== Segment start ==

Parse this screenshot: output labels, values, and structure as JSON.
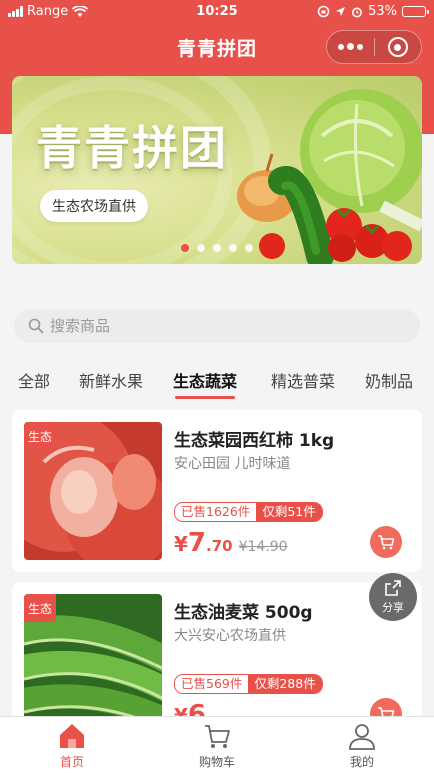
{
  "status": {
    "carrier": "Range",
    "time": "10:25",
    "battery": "53%",
    "battery_level": 0.53
  },
  "nav": {
    "title": "青青拼团"
  },
  "banner": {
    "title": "青青拼团",
    "pill": "生态农场直供",
    "slides": 5,
    "active_slide": 0
  },
  "search": {
    "placeholder": "搜索商品"
  },
  "tabs": [
    {
      "label": "全部",
      "active": false
    },
    {
      "label": "新鲜水果",
      "active": false
    },
    {
      "label": "生态蔬菜",
      "active": true
    },
    {
      "label": "精选普菜",
      "active": false
    },
    {
      "label": "奶制品",
      "active": false
    }
  ],
  "products": [
    {
      "tag": "生态",
      "name": "生态菜园西红柿 1kg",
      "sub": "安心田园 儿时味道",
      "sold": "已售1626件",
      "left": "仅剩51件",
      "price_symbol": "¥",
      "price_int": "7",
      "price_dec": ".70",
      "orig_price": "¥14.90"
    },
    {
      "tag": "生态",
      "name": "生态油麦菜 500g",
      "sub": "大兴安心农场直供",
      "sold": "已售569件",
      "left": "仅剩288件",
      "price_symbol": "¥",
      "price_int": "6",
      "price_dec": "",
      "orig_price": ""
    }
  ],
  "share": {
    "label": "分享"
  },
  "tabbar": [
    {
      "label": "首页",
      "icon": "home-icon",
      "active": true
    },
    {
      "label": "购物车",
      "icon": "cart-icon",
      "active": false
    },
    {
      "label": "我的",
      "icon": "user-icon",
      "active": false
    }
  ],
  "colors": {
    "accent": "#e8514a"
  }
}
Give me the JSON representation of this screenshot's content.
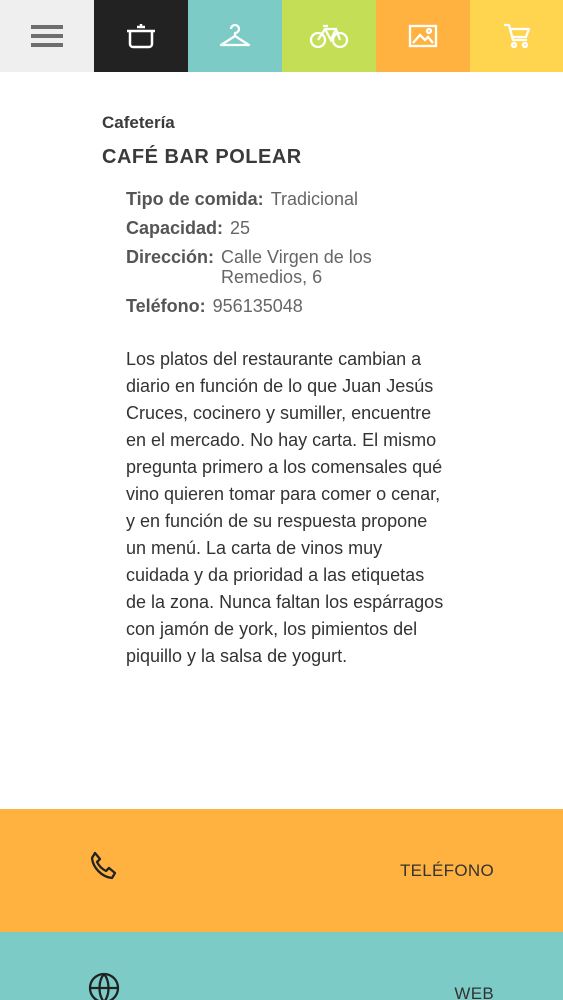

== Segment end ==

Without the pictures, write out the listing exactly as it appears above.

— Solved problem —
Parse this screenshot: output labels, values, and structure as JSON.
{
  "status": {
    "carrier": "Range",
    "time": "10:25",
    "battery": "53%",
    "battery_level": 0.53
  },
  "nav": {
    "title": "青青拼团"
  },
  "banner": {
    "title": "青青拼团",
    "pill": "生态农场直供",
    "slides": 5,
    "active_slide": 0
  },
  "search": {
    "placeholder": "搜索商品"
  },
  "tabs": [
    {
      "label": "全部",
      "active": false
    },
    {
      "label": "新鲜水果",
      "active": false
    },
    {
      "label": "生态蔬菜",
      "active": true
    },
    {
      "label": "精选普菜",
      "active": false
    },
    {
      "label": "奶制品",
      "active": false
    }
  ],
  "products": [
    {
      "tag": "生态",
      "name": "生态菜园西红柿 1kg",
      "sub": "安心田园 儿时味道",
      "sold": "已售1626件",
      "left": "仅剩51件",
      "price_symbol": "¥",
      "price_int": "7",
      "price_dec": ".70",
      "orig_price": "¥14.90"
    },
    {
      "tag": "生态",
      "name": "生态油麦菜 500g",
      "sub": "大兴安心农场直供",
      "sold": "已售569件",
      "left": "仅剩288件",
      "price_symbol": "¥",
      "price_int": "6",
      "price_dec": "",
      "orig_price": ""
    }
  ],
  "share": {
    "label": "分享"
  },
  "tabbar": [
    {
      "label": "首页",
      "icon": "home-icon",
      "active": true
    },
    {
      "label": "购物车",
      "icon": "cart-icon",
      "active": false
    },
    {
      "label": "我的",
      "icon": "user-icon",
      "active": false
    }
  ],
  "colors": {
    "accent": "#e8514a"
  }
}
Give me the JSON representation of this screenshot's content.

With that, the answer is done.